▸ MATERIAL SUPPLIED

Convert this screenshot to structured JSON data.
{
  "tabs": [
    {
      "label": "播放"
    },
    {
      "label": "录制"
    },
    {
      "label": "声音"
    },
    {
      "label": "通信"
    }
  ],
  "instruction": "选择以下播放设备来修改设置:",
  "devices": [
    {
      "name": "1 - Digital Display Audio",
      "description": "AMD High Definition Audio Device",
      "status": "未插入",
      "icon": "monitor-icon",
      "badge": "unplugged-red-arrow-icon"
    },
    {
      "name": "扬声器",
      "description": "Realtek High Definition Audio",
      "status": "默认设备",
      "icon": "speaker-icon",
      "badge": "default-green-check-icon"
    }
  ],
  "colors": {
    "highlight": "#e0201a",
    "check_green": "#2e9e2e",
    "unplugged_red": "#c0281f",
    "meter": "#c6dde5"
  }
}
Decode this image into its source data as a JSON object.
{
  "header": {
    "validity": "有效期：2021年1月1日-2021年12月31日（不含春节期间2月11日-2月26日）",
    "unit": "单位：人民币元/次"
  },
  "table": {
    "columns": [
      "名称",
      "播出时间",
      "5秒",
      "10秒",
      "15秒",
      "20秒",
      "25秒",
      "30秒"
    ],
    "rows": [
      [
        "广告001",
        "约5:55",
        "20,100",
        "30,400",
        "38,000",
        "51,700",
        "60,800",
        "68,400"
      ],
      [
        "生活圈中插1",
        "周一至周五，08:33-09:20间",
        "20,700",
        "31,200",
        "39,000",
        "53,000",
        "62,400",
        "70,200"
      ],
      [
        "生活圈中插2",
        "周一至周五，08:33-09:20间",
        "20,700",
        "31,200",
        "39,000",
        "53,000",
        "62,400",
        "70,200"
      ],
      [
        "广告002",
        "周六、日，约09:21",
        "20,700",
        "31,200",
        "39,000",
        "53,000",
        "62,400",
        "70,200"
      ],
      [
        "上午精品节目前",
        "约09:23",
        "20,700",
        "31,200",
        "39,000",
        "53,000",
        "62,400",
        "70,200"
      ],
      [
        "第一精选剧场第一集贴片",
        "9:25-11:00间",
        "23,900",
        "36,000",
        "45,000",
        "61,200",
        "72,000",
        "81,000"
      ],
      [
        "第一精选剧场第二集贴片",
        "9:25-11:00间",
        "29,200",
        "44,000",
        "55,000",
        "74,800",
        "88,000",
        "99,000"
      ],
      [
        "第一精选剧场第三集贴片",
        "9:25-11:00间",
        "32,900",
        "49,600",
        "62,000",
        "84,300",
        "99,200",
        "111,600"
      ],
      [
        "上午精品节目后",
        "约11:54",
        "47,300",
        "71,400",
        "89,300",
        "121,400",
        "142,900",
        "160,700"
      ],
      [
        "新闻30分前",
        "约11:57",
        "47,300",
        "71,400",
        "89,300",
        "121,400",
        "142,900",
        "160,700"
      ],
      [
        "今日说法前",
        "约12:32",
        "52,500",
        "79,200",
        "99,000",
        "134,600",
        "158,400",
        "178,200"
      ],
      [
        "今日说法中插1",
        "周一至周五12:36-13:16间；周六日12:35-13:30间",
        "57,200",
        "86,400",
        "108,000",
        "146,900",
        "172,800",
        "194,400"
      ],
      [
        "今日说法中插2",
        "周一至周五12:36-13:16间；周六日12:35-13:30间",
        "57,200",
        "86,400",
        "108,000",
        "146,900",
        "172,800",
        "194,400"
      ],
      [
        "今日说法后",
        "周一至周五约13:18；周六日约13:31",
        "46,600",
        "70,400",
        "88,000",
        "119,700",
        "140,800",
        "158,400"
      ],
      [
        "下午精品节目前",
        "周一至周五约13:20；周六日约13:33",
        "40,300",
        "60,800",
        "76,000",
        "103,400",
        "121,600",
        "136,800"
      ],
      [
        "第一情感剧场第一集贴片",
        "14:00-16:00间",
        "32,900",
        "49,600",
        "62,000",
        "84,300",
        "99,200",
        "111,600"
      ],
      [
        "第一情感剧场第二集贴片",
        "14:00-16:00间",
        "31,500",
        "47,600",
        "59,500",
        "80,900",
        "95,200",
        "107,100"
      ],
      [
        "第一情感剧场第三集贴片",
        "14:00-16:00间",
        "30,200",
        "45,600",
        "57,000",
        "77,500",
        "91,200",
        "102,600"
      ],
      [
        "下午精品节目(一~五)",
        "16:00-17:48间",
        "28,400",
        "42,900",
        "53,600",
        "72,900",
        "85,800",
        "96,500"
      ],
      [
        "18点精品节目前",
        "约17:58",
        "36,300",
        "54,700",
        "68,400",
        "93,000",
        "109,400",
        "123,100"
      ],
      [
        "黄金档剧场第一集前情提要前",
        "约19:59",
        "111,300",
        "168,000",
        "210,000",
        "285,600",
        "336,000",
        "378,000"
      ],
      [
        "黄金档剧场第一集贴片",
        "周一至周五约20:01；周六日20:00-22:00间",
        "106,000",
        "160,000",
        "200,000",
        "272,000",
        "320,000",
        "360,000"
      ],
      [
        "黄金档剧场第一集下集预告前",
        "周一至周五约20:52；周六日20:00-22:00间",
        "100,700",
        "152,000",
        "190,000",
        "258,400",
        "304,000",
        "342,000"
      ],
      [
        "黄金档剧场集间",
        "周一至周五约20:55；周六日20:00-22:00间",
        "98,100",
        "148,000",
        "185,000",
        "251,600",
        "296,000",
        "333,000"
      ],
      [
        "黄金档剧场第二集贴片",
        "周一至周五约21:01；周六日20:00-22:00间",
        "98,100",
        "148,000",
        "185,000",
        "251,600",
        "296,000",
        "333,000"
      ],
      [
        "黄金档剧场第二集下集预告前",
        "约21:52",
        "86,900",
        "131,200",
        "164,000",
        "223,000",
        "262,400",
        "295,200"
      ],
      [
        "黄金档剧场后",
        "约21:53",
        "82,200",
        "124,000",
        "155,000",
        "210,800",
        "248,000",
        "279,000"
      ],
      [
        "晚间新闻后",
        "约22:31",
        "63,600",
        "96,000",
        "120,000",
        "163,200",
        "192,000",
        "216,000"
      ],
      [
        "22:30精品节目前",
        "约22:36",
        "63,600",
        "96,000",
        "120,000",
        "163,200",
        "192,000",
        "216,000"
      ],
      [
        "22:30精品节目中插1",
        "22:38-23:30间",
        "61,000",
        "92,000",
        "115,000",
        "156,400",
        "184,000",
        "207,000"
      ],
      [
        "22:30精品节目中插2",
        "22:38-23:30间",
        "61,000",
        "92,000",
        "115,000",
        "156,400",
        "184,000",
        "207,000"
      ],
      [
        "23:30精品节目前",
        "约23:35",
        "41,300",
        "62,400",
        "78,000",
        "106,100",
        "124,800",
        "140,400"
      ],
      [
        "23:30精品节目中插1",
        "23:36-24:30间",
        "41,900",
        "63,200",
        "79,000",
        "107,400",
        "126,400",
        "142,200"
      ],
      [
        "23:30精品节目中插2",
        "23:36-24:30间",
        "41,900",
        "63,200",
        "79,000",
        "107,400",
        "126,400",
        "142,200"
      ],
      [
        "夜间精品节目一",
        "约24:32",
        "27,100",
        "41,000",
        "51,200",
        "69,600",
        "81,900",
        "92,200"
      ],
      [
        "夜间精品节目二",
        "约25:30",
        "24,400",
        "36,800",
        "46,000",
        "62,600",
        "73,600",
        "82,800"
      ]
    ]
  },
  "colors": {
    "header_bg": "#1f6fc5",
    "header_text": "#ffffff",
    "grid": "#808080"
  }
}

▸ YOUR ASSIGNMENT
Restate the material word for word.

▸ YOUR SOLUTION
Convert this screenshot to structured JSON data.
{
  "tabs": [
    {
      "label": "播放"
    },
    {
      "label": "录制"
    },
    {
      "label": "声音"
    },
    {
      "label": "通信"
    }
  ],
  "instruction": "选择以下播放设备来修改设置:",
  "devices": [
    {
      "name": "1 - Digital Display Audio",
      "description": "AMD High Definition Audio Device",
      "status": "未插入",
      "icon": "monitor-icon",
      "badge": "unplugged-red-arrow-icon"
    },
    {
      "name": "扬声器",
      "description": "Realtek High Definition Audio",
      "status": "默认设备",
      "icon": "speaker-icon",
      "badge": "default-green-check-icon"
    }
  ],
  "colors": {
    "highlight": "#e0201a",
    "check_green": "#2e9e2e",
    "unplugged_red": "#c0281f",
    "meter": "#c6dde5"
  }
}
Decode this image into its source data as a JSON object.
{
  "header": {
    "validity": "有效期：2021年1月1日-2021年12月31日（不含春节期间2月11日-2月26日）",
    "unit": "单位：人民币元/次"
  },
  "table": {
    "columns": [
      "名称",
      "播出时间",
      "5秒",
      "10秒",
      "15秒",
      "20秒",
      "25秒",
      "30秒"
    ],
    "rows": [
      [
        "广告001",
        "约5:55",
        "20,100",
        "30,400",
        "38,000",
        "51,700",
        "60,800",
        "68,400"
      ],
      [
        "生活圈中插1",
        "周一至周五，08:33-09:20间",
        "20,700",
        "31,200",
        "39,000",
        "53,000",
        "62,400",
        "70,200"
      ],
      [
        "生活圈中插2",
        "周一至周五，08:33-09:20间",
        "20,700",
        "31,200",
        "39,000",
        "53,000",
        "62,400",
        "70,200"
      ],
      [
        "广告002",
        "周六、日，约09:21",
        "20,700",
        "31,200",
        "39,000",
        "53,000",
        "62,400",
        "70,200"
      ],
      [
        "上午精品节目前",
        "约09:23",
        "20,700",
        "31,200",
        "39,000",
        "53,000",
        "62,400",
        "70,200"
      ],
      [
        "第一精选剧场第一集贴片",
        "9:25-11:00间",
        "23,900",
        "36,000",
        "45,000",
        "61,200",
        "72,000",
        "81,000"
      ],
      [
        "第一精选剧场第二集贴片",
        "9:25-11:00间",
        "29,200",
        "44,000",
        "55,000",
        "74,800",
        "88,000",
        "99,000"
      ],
      [
        "第一精选剧场第三集贴片",
        "9:25-11:00间",
        "32,900",
        "49,600",
        "62,000",
        "84,300",
        "99,200",
        "111,600"
      ],
      [
        "上午精品节目后",
        "约11:54",
        "47,300",
        "71,400",
        "89,300",
        "121,400",
        "142,900",
        "160,700"
      ],
      [
        "新闻30分前",
        "约11:57",
        "47,300",
        "71,400",
        "89,300",
        "121,400",
        "142,900",
        "160,700"
      ],
      [
        "今日说法前",
        "约12:32",
        "52,500",
        "79,200",
        "99,000",
        "134,600",
        "158,400",
        "178,200"
      ],
      [
        "今日说法中插1",
        "周一至周五12:36-13:16间；周六日12:35-13:30间",
        "57,200",
        "86,400",
        "108,000",
        "146,900",
        "172,800",
        "194,400"
      ],
      [
        "今日说法中插2",
        "周一至周五12:36-13:16间；周六日12:35-13:30间",
        "57,200",
        "86,400",
        "108,000",
        "146,900",
        "172,800",
        "194,400"
      ],
      [
        "今日说法后",
        "周一至周五约13:18；周六日约13:31",
        "46,600",
        "70,400",
        "88,000",
        "119,700",
        "140,800",
        "158,400"
      ],
      [
        "下午精品节目前",
        "周一至周五约13:20；周六日约13:33",
        "40,300",
        "60,800",
        "76,000",
        "103,400",
        "121,600",
        "136,800"
      ],
      [
        "第一情感剧场第一集贴片",
        "14:00-16:00间",
        "32,900",
        "49,600",
        "62,000",
        "84,300",
        "99,200",
        "111,600"
      ],
      [
        "第一情感剧场第二集贴片",
        "14:00-16:00间",
        "31,500",
        "47,600",
        "59,500",
        "80,900",
        "95,200",
        "107,100"
      ],
      [
        "第一情感剧场第三集贴片",
        "14:00-16:00间",
        "30,200",
        "45,600",
        "57,000",
        "77,500",
        "91,200",
        "102,600"
      ],
      [
        "下午精品节目(一~五)",
        "16:00-17:48间",
        "28,400",
        "42,900",
        "53,600",
        "72,900",
        "85,800",
        "96,500"
      ],
      [
        "18点精品节目前",
        "约17:58",
        "36,300",
        "54,700",
        "68,400",
        "93,000",
        "109,400",
        "123,100"
      ],
      [
        "黄金档剧场第一集前情提要前",
        "约19:59",
        "111,300",
        "168,000",
        "210,000",
        "285,600",
        "336,000",
        "378,000"
      ],
      [
        "黄金档剧场第一集贴片",
        "周一至周五约20:01；周六日20:00-22:00间",
        "106,000",
        "160,000",
        "200,000",
        "272,000",
        "320,000",
        "360,000"
      ],
      [
        "黄金档剧场第一集下集预告前",
        "周一至周五约20:52；周六日20:00-22:00间",
        "100,700",
        "152,000",
        "190,000",
        "258,400",
        "304,000",
        "342,000"
      ],
      [
        "黄金档剧场集间",
        "周一至周五约20:55；周六日20:00-22:00间",
        "98,100",
        "148,000",
        "185,000",
        "251,600",
        "296,000",
        "333,000"
      ],
      [
        "黄金档剧场第二集贴片",
        "周一至周五约21:01；周六日20:00-22:00间",
        "98,100",
        "148,000",
        "185,000",
        "251,600",
        "296,000",
        "333,000"
      ],
      [
        "黄金档剧场第二集下集预告前",
        "约21:52",
        "86,900",
        "131,200",
        "164,000",
        "223,000",
        "262,400",
        "295,200"
      ],
      [
        "黄金档剧场后",
        "约21:53",
        "82,200",
        "124,000",
        "155,000",
        "210,800",
        "248,000",
        "279,000"
      ],
      [
        "晚间新闻后",
        "约22:31",
        "63,600",
        "96,000",
        "120,000",
        "163,200",
        "192,000",
        "216,000"
      ],
      [
        "22:30精品节目前",
        "约22:36",
        "63,600",
        "96,000",
        "120,000",
        "163,200",
        "192,000",
        "216,000"
      ],
      [
        "22:30精品节目中插1",
        "22:38-23:30间",
        "61,000",
        "92,000",
        "115,000",
        "156,400",
        "184,000",
        "207,000"
      ],
      [
        "22:30精品节目中插2",
        "22:38-23:30间",
        "61,000",
        "92,000",
        "115,000",
        "156,400",
        "184,000",
        "207,000"
      ],
      [
        "23:30精品节目前",
        "约23:35",
        "41,300",
        "62,400",
        "78,000",
        "106,100",
        "124,800",
        "140,400"
      ],
      [
        "23:30精品节目中插1",
        "23:36-24:30间",
        "41,900",
        "63,200",
        "79,000",
        "107,400",
        "126,400",
        "142,200"
      ],
      [
        "23:30精品节目中插2",
        "23:36-24:30间",
        "41,900",
        "63,200",
        "79,000",
        "107,400",
        "126,400",
        "142,200"
      ],
      [
        "夜间精品节目一",
        "约24:32",
        "27,100",
        "41,000",
        "51,200",
        "69,600",
        "81,900",
        "92,200"
      ],
      [
        "夜间精品节目二",
        "约25:30",
        "24,400",
        "36,800",
        "46,000",
        "62,600",
        "73,600",
        "82,800"
      ]
    ]
  },
  "colors": {
    "header_bg": "#1f6fc5",
    "header_text": "#ffffff",
    "grid": "#808080"
  }
}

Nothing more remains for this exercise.